YOUR INSTRUCTIONS: Each line of the data is to be output verbatim, with the images removed.

Data entries:

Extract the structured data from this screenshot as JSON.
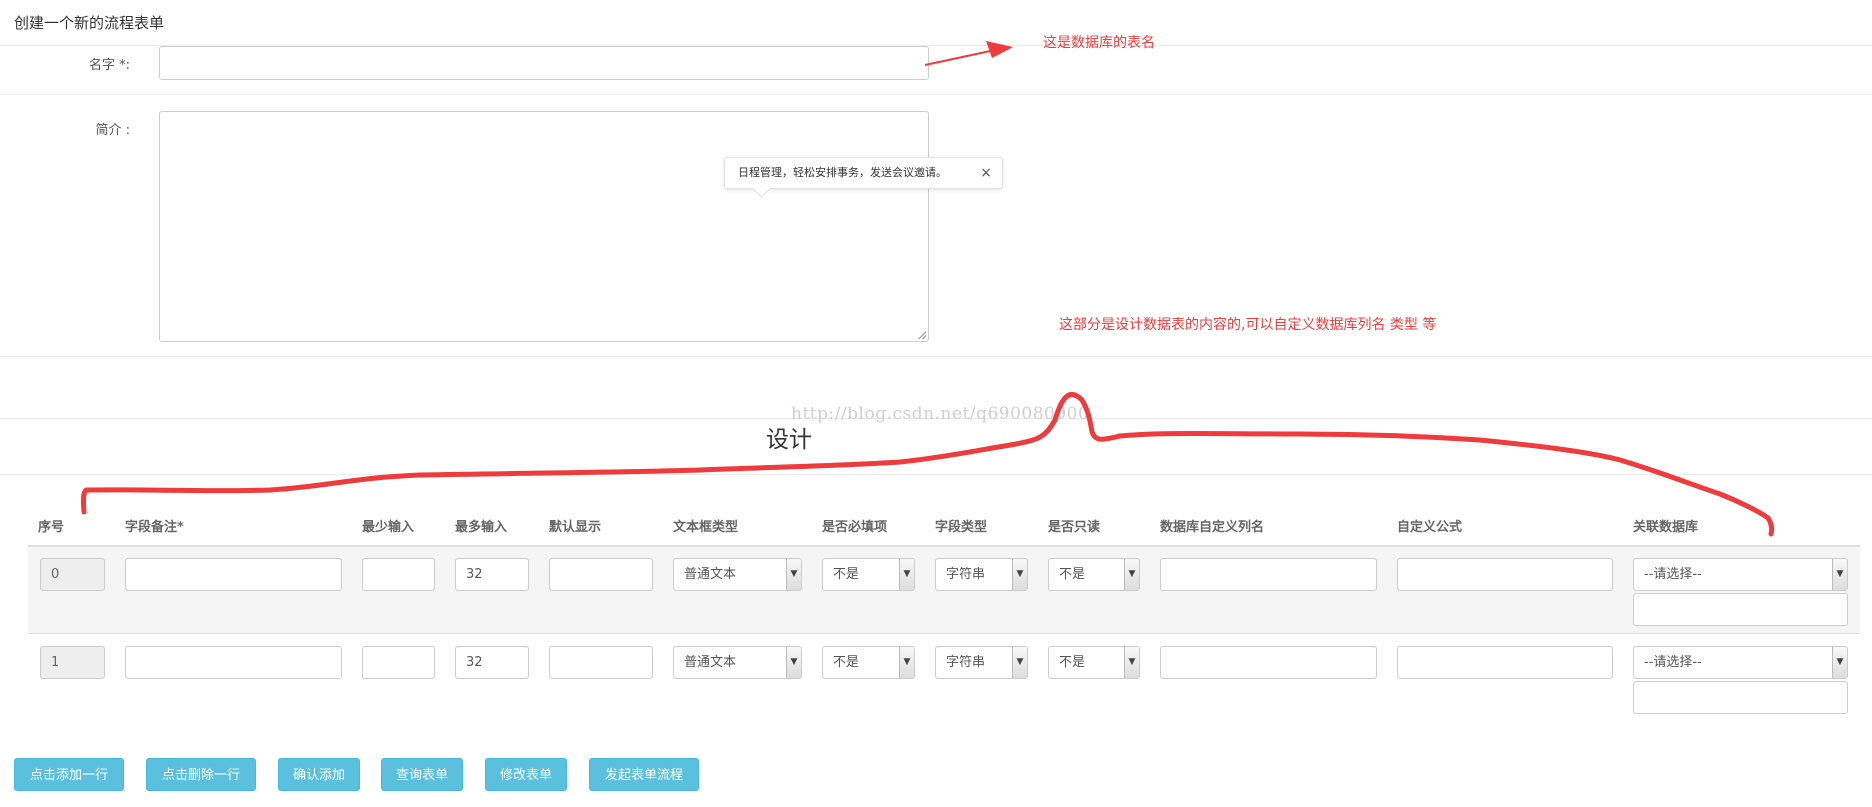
{
  "page": {
    "title": "创建一个新的流程表单"
  },
  "form": {
    "name_label": "名字 *:",
    "name_value": "",
    "intro_label": "简介 :",
    "intro_value": ""
  },
  "tooltip": {
    "text": "日程管理，轻松安排事务，发送会议邀请。",
    "close_icon": "×"
  },
  "annotations": {
    "table_name_note": "这是数据库的表名",
    "design_note": "这部分是设计数据表的内容的,可以自定义数据库列名 类型 等",
    "color": "#ef3b3b"
  },
  "watermark": "http://blog.csdn.net/q690080900",
  "design": {
    "title": "设计",
    "columns": [
      "序号",
      "字段备注*",
      "最少输入",
      "最多输入",
      "默认显示",
      "文本框类型",
      "是否必填项",
      "字段类型",
      "是否只读",
      "数据库自定义列名",
      "自定义公式",
      "关联数据库"
    ],
    "rows": [
      {
        "index": "0",
        "remark": "",
        "min": "",
        "max": "32",
        "default": "",
        "textbox_type": "普通文本",
        "required": "不是",
        "field_type": "字符串",
        "readonly": "不是",
        "db_column": "",
        "formula": "",
        "related_db": "--请选择--",
        "related_extra": ""
      },
      {
        "index": "1",
        "remark": "",
        "min": "",
        "max": "32",
        "default": "",
        "textbox_type": "普通文本",
        "required": "不是",
        "field_type": "字符串",
        "readonly": "不是",
        "db_column": "",
        "formula": "",
        "related_db": "--请选择--",
        "related_extra": ""
      }
    ]
  },
  "buttons": {
    "add_row": "点击添加一行",
    "delete_row": "点击删除一行",
    "confirm_add": "确认添加",
    "query_form": "查询表单",
    "edit_form": "修改表单",
    "start_flow": "发起表单流程",
    "color": "#5bc0de"
  }
}
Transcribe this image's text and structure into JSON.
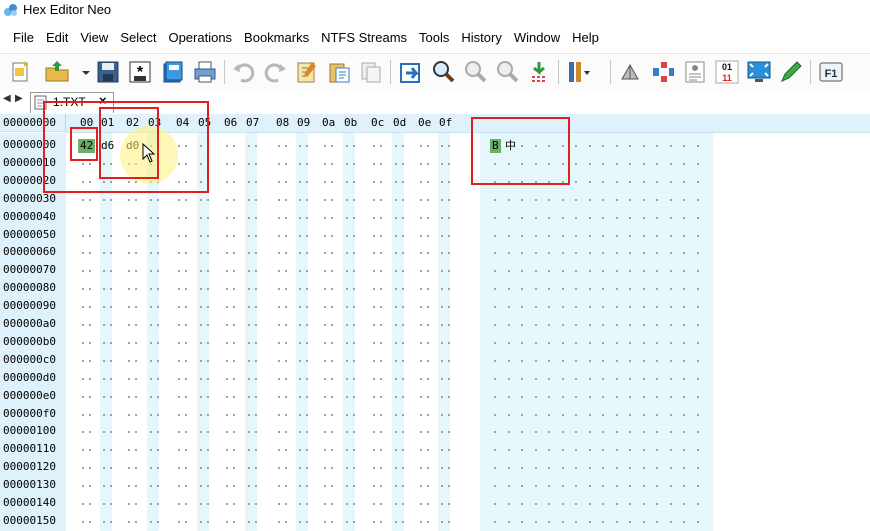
{
  "window": {
    "title": "Hex Editor Neo"
  },
  "menu": [
    "File",
    "Edit",
    "View",
    "Select",
    "Operations",
    "Bookmarks",
    "NTFS Streams",
    "Tools",
    "History",
    "Window",
    "Help"
  ],
  "toolbar": {
    "icons": [
      "new-file-icon",
      "open-file-icon",
      "dropdown-arrow-icon",
      "save-icon",
      "save-all-icon",
      "save-as-icon",
      "print-icon",
      "undo-icon",
      "redo-icon",
      "edit-icon",
      "paste-icon",
      "copy-icon",
      "goto-icon",
      "find-icon",
      "find-next-icon",
      "find-prev-icon",
      "replace-icon",
      "columns-icon",
      "compare-icon",
      "pattern-icon",
      "structure-icon",
      "binary-icon",
      "fullscreen-icon",
      "pen-icon",
      "help-f1-icon"
    ],
    "f1_label": "F1",
    "binary_label": "01\n11"
  },
  "tab": {
    "label": "1.TXT",
    "close": "×",
    "nav_left": "◀",
    "nav_right": "▶"
  },
  "header": {
    "offset_label": "00000000",
    "columns": [
      "00",
      "01",
      "02",
      "03",
      "04",
      "05",
      "06",
      "07",
      "08",
      "09",
      "0a",
      "0b",
      "0c",
      "0d",
      "0e",
      "0f"
    ]
  },
  "offsets": [
    "00000000",
    "00000010",
    "00000020",
    "00000030",
    "00000040",
    "00000050",
    "00000060",
    "00000070",
    "00000080",
    "00000090",
    "000000a0",
    "000000b0",
    "000000c0",
    "000000d0",
    "000000e0",
    "000000f0",
    "00000100",
    "00000110",
    "00000120",
    "00000130",
    "00000140",
    "00000150"
  ],
  "data_bytes": [
    "42",
    "d6",
    "d0"
  ],
  "text_chars": [
    "B",
    "中"
  ],
  "colors": {
    "header_bg": "#dff2fb",
    "selection": "#6aaf6a",
    "annotation": "#e02020"
  }
}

WRITTEN RESPONSE:
Extract the structured data from this screenshot as JSON.
{
  "page": {
    "title": "创建一个新的流程表单"
  },
  "form": {
    "name_label": "名字 *:",
    "name_value": "",
    "intro_label": "简介 :",
    "intro_value": ""
  },
  "tooltip": {
    "text": "日程管理，轻松安排事务，发送会议邀请。",
    "close_icon": "×"
  },
  "annotations": {
    "table_name_note": "这是数据库的表名",
    "design_note": "这部分是设计数据表的内容的,可以自定义数据库列名 类型 等",
    "color": "#ef3b3b"
  },
  "watermark": "http://blog.csdn.net/q690080900",
  "design": {
    "title": "设计",
    "columns": [
      "序号",
      "字段备注*",
      "最少输入",
      "最多输入",
      "默认显示",
      "文本框类型",
      "是否必填项",
      "字段类型",
      "是否只读",
      "数据库自定义列名",
      "自定义公式",
      "关联数据库"
    ],
    "rows": [
      {
        "index": "0",
        "remark": "",
        "min": "",
        "max": "32",
        "default": "",
        "textbox_type": "普通文本",
        "required": "不是",
        "field_type": "字符串",
        "readonly": "不是",
        "db_column": "",
        "formula": "",
        "related_db": "--请选择--",
        "related_extra": ""
      },
      {
        "index": "1",
        "remark": "",
        "min": "",
        "max": "32",
        "default": "",
        "textbox_type": "普通文本",
        "required": "不是",
        "field_type": "字符串",
        "readonly": "不是",
        "db_column": "",
        "formula": "",
        "related_db": "--请选择--",
        "related_extra": ""
      }
    ]
  },
  "buttons": {
    "add_row": "点击添加一行",
    "delete_row": "点击删除一行",
    "confirm_add": "确认添加",
    "query_form": "查询表单",
    "edit_form": "修改表单",
    "start_flow": "发起表单流程",
    "color": "#5bc0de"
  }
}
Transcribe this image's text and structure into JSON.
{
  "window": {
    "title": "Hex Editor Neo"
  },
  "menu": [
    "File",
    "Edit",
    "View",
    "Select",
    "Operations",
    "Bookmarks",
    "NTFS Streams",
    "Tools",
    "History",
    "Window",
    "Help"
  ],
  "toolbar": {
    "icons": [
      "new-file-icon",
      "open-file-icon",
      "dropdown-arrow-icon",
      "save-icon",
      "save-all-icon",
      "save-as-icon",
      "print-icon",
      "undo-icon",
      "redo-icon",
      "edit-icon",
      "paste-icon",
      "copy-icon",
      "goto-icon",
      "find-icon",
      "find-next-icon",
      "find-prev-icon",
      "replace-icon",
      "columns-icon",
      "compare-icon",
      "pattern-icon",
      "structure-icon",
      "binary-icon",
      "fullscreen-icon",
      "pen-icon",
      "help-f1-icon"
    ],
    "f1_label": "F1",
    "binary_label": "01\n11"
  },
  "tab": {
    "label": "1.TXT",
    "close": "×",
    "nav_left": "◀",
    "nav_right": "▶"
  },
  "header": {
    "offset_label": "00000000",
    "columns": [
      "00",
      "01",
      "02",
      "03",
      "04",
      "05",
      "06",
      "07",
      "08",
      "09",
      "0a",
      "0b",
      "0c",
      "0d",
      "0e",
      "0f"
    ]
  },
  "offsets": [
    "00000000",
    "00000010",
    "00000020",
    "00000030",
    "00000040",
    "00000050",
    "00000060",
    "00000070",
    "00000080",
    "00000090",
    "000000a0",
    "000000b0",
    "000000c0",
    "000000d0",
    "000000e0",
    "000000f0",
    "00000100",
    "00000110",
    "00000120",
    "00000130",
    "00000140",
    "00000150"
  ],
  "data_bytes": [
    "42",
    "d6",
    "d0"
  ],
  "text_chars": [
    "B",
    "中"
  ],
  "colors": {
    "header_bg": "#dff2fb",
    "selection": "#6aaf6a",
    "annotation": "#e02020"
  }
}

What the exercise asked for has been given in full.